From the Fallen Journalists Memorial Foundation:

Who will be honored by the memorial? The memorial will honor fallen journalists and the U.S.’s commitment to a free press. It will not name individual journalists.


What will the memorial look like? While no decisions have been made, the preference is for a modestly sized, non-intrusive memorial that is cost-effective to maintain.


When will the process begin? The bipartisan Fallen Journalists Memorial Act authorizes the construction of the memorial. It was unanimously approved by Congress in 2020 and signed into law by President Donald J. Trump on December 23, 2020. Designing and building a memorial in Washington, D.C., on federal land is dictated by the Commemorative Works Act (CWA) of 1986, which outlines a seven-year framework from enactment of authorizing legislation to completion of the project unless an extension is granted. The process is overseen by the National Capital Memorial Advisory Commission (NCMAC), which is chaired by the National Park Service (NPS) and made up of other key regulatory agencies that approve commemorative project designs, including the U.S. Commission of Fine Arts (CFA), the National Capital Planning Commission (NCPC), and others.

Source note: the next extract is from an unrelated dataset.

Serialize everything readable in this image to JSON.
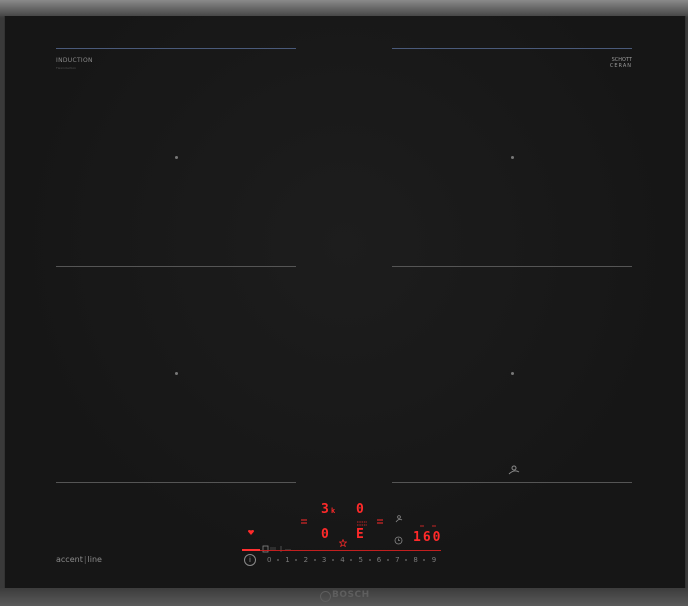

Where will the memorial be located? The Foundation intends to pursue the placement of the memorial on federal land in Washington, D.C., located in Area I or II as designated on the adjacent map. Under the CWA, no new memorials are permitted in the area called “the Reserve,” otherwise known as the National Mall. Area I is reserved for commemorative works of “preeminent historical and lasting significance to the United States.” Area II is reserved for “subjects of lasting historical significance to the American people.” Area II encompasses all sections of the District of Columbia and its environs not part of the Reserve or Area I. Placement of the Fallen Journalists Memorial in Area I would require additional authorization by Congress.


Why is this memorial being pursued? The effort to build a memorial was launched as an initiative of the Tribune Publishing Company by its Chairman David Dreier, to mark the first anniversary of the deadliest assault against journalists in United States history – the June 28, 2018, murder of five employees in the newsroom of Tribune Publishing’s The Capital Gazette in Annapolis, Maryland. Additionally, in 2019, the Newseum, which housed a memorial to fallen journalists, closed its doors.


How much will the memorial cost? The ultimate cost will depend on variables including the location, size and design of the memorial, the approval and permitting process, construction and maintenance costs, and any educational programs associated with the Foundation (SEE table below for construction related costs of other memorials). The memorial will be funded entirely by private donations. To date, the FJM Foundation has been supported by grants received in 2019 from the Annenberg Foundation and Michael and Jacky Ferro Foundation.